Problem statement ->
Without leaving out a single line, restate the entries below exactly.

Data for this exercise ->
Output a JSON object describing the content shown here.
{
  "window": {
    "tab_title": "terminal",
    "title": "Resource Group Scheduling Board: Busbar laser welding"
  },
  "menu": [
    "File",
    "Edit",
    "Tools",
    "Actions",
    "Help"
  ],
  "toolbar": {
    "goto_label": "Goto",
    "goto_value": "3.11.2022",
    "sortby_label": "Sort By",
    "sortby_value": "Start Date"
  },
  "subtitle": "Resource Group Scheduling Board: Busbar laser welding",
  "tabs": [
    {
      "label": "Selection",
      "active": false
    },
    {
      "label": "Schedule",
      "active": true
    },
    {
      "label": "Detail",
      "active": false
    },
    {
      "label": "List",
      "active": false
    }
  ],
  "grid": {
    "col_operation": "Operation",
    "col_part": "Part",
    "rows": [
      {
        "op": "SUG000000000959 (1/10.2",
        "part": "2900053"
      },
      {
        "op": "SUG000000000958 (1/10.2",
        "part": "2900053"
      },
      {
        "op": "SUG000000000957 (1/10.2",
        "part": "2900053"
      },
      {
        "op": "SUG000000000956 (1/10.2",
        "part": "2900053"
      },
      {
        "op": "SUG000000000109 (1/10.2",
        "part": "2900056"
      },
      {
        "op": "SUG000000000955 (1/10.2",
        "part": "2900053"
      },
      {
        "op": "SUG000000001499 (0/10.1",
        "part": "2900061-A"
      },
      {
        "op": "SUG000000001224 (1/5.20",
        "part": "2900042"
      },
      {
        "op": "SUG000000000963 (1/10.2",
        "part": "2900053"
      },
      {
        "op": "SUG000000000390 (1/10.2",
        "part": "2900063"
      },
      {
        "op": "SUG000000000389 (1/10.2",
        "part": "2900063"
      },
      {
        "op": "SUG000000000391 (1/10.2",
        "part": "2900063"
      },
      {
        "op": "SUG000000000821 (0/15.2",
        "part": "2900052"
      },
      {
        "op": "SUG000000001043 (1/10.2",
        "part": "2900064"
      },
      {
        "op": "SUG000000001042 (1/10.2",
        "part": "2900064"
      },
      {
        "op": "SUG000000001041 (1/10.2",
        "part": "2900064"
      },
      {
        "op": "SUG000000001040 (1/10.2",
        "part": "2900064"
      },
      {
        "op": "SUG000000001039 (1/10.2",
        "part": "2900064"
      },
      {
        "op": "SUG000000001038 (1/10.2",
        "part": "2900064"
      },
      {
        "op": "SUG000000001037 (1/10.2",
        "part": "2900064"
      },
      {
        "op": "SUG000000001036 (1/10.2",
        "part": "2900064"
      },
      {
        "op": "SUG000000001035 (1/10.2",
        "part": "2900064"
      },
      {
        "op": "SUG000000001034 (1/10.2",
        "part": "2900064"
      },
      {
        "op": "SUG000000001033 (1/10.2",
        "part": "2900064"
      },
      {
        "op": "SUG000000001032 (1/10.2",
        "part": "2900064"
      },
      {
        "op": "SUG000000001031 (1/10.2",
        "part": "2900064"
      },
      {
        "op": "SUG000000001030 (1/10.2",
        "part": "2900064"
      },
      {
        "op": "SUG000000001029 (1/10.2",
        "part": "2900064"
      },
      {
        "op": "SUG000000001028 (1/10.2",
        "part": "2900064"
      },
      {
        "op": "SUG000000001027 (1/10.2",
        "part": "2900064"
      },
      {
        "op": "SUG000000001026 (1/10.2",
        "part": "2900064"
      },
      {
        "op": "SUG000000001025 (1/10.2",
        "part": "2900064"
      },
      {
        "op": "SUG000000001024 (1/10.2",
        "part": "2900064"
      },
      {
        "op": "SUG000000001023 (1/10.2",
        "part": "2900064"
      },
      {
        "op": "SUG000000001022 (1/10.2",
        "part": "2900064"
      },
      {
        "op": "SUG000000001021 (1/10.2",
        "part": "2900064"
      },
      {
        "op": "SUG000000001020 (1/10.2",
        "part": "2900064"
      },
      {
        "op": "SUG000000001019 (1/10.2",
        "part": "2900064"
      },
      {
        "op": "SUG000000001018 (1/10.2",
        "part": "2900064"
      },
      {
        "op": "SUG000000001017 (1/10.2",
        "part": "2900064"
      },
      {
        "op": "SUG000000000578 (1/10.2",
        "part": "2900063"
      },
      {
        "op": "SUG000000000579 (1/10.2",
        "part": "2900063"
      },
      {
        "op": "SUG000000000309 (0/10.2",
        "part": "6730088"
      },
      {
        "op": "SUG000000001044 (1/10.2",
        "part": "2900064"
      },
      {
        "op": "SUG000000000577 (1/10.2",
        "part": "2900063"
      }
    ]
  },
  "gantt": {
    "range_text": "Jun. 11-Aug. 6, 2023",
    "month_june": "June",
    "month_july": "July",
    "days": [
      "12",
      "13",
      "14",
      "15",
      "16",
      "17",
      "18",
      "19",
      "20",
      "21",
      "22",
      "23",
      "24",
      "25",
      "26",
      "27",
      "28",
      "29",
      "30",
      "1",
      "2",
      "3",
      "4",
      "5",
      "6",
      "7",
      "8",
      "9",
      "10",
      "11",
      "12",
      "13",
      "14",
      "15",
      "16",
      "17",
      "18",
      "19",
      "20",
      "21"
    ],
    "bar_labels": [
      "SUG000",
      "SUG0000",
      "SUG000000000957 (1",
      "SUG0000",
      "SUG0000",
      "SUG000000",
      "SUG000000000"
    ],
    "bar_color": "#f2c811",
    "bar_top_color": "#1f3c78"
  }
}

Exercise response ->
Output a JSON object describing the content shown here.
{
  "window": {
    "tab_title": "terminal",
    "title": "Resource Group Scheduling Board: Busbar laser welding"
  },
  "menu": [
    "File",
    "Edit",
    "Tools",
    "Actions",
    "Help"
  ],
  "toolbar": {
    "goto_label": "Goto",
    "goto_value": "3.11.2022",
    "sortby_label": "Sort By",
    "sortby_value": "Start Date"
  },
  "subtitle": "Resource Group Scheduling Board: Busbar laser welding",
  "tabs": [
    {
      "label": "Selection",
      "active": false
    },
    {
      "label": "Schedule",
      "active": true
    },
    {
      "label": "Detail",
      "active": false
    },
    {
      "label": "List",
      "active": false
    }
  ],
  "grid": {
    "col_operation": "Operation",
    "col_part": "Part",
    "rows": [
      {
        "op": "SUG000000000959 (1/10.2",
        "part": "2900053"
      },
      {
        "op": "SUG000000000958 (1/10.2",
        "part": "2900053"
      },
      {
        "op": "SUG000000000957 (1/10.2",
        "part": "2900053"
      },
      {
        "op": "SUG000000000956 (1/10.2",
        "part": "2900053"
      },
      {
        "op": "SUG000000000109 (1/10.2",
        "part": "2900056"
      },
      {
        "op": "SUG000000000955 (1/10.2",
        "part": "2900053"
      },
      {
        "op": "SUG000000001499 (0/10.1",
        "part": "2900061-A"
      },
      {
        "op": "SUG000000001224 (1/5.20",
        "part": "2900042"
      },
      {
        "op": "SUG000000000963 (1/10.2",
        "part": "2900053"
      },
      {
        "op": "SUG000000000390 (1/10.2",
        "part": "2900063"
      },
      {
        "op": "SUG000000000389 (1/10.2",
        "part": "2900063"
      },
      {
        "op": "SUG000000000391 (1/10.2",
        "part": "2900063"
      },
      {
        "op": "SUG000000000821 (0/15.2",
        "part": "2900052"
      },
      {
        "op": "SUG000000001043 (1/10.2",
        "part": "2900064"
      },
      {
        "op": "SUG000000001042 (1/10.2",
        "part": "2900064"
      },
      {
        "op": "SUG000000001041 (1/10.2",
        "part": "2900064"
      },
      {
        "op": "SUG000000001040 (1/10.2",
        "part": "2900064"
      },
      {
        "op": "SUG000000001039 (1/10.2",
        "part": "2900064"
      },
      {
        "op": "SUG000000001038 (1/10.2",
        "part": "2900064"
      },
      {
        "op": "SUG000000001037 (1/10.2",
        "part": "2900064"
      },
      {
        "op": "SUG000000001036 (1/10.2",
        "part": "2900064"
      },
      {
        "op": "SUG000000001035 (1/10.2",
        "part": "2900064"
      },
      {
        "op": "SUG000000001034 (1/10.2",
        "part": "2900064"
      },
      {
        "op": "SUG000000001033 (1/10.2",
        "part": "2900064"
      },
      {
        "op": "SUG000000001032 (1/10.2",
        "part": "2900064"
      },
      {
        "op": "SUG000000001031 (1/10.2",
        "part": "2900064"
      },
      {
        "op": "SUG000000001030 (1/10.2",
        "part": "2900064"
      },
      {
        "op": "SUG000000001029 (1/10.2",
        "part": "2900064"
      },
      {
        "op": "SUG000000001028 (1/10.2",
        "part": "2900064"
      },
      {
        "op": "SUG000000001027 (1/10.2",
        "part": "2900064"
      },
      {
        "op": "SUG000000001026 (1/10.2",
        "part": "2900064"
      },
      {
        "op": "SUG000000001025 (1/10.2",
        "part": "2900064"
      },
      {
        "op": "SUG000000001024 (1/10.2",
        "part": "2900064"
      },
      {
        "op": "SUG000000001023 (1/10.2",
        "part": "2900064"
      },
      {
        "op": "SUG000000001022 (1/10.2",
        "part": "2900064"
      },
      {
        "op": "SUG000000001021 (1/10.2",
        "part": "2900064"
      },
      {
        "op": "SUG000000001020 (1/10.2",
        "part": "2900064"
      },
      {
        "op": "SUG000000001019 (1/10.2",
        "part": "2900064"
      },
      {
        "op": "SUG000000001018 (1/10.2",
        "part": "2900064"
      },
      {
        "op": "SUG000000001017 (1/10.2",
        "part": "2900064"
      },
      {
        "op": "SUG000000000578 (1/10.2",
        "part": "2900063"
      },
      {
        "op": "SUG000000000579 (1/10.2",
        "part": "2900063"
      },
      {
        "op": "SUG000000000309 (0/10.2",
        "part": "6730088"
      },
      {
        "op": "SUG000000001044 (1/10.2",
        "part": "2900064"
      },
      {
        "op": "SUG000000000577 (1/10.2",
        "part": "2900063"
      }
    ]
  },
  "gantt": {
    "range_text": "Jun. 11-Aug. 6, 2023",
    "month_june": "June",
    "month_july": "July",
    "days": [
      "12",
      "13",
      "14",
      "15",
      "16",
      "17",
      "18",
      "19",
      "20",
      "21",
      "22",
      "23",
      "24",
      "25",
      "26",
      "27",
      "28",
      "29",
      "30",
      "1",
      "2",
      "3",
      "4",
      "5",
      "6",
      "7",
      "8",
      "9",
      "10",
      "11",
      "12",
      "13",
      "14",
      "15",
      "16",
      "17",
      "18",
      "19",
      "20",
      "21"
    ],
    "bar_labels": [
      "SUG000",
      "SUG0000",
      "SUG000000000957 (1",
      "SUG0000",
      "SUG0000",
      "SUG000000",
      "SUG000000000"
    ],
    "bar_color": "#f2c811",
    "bar_top_color": "#1f3c78"
  }
}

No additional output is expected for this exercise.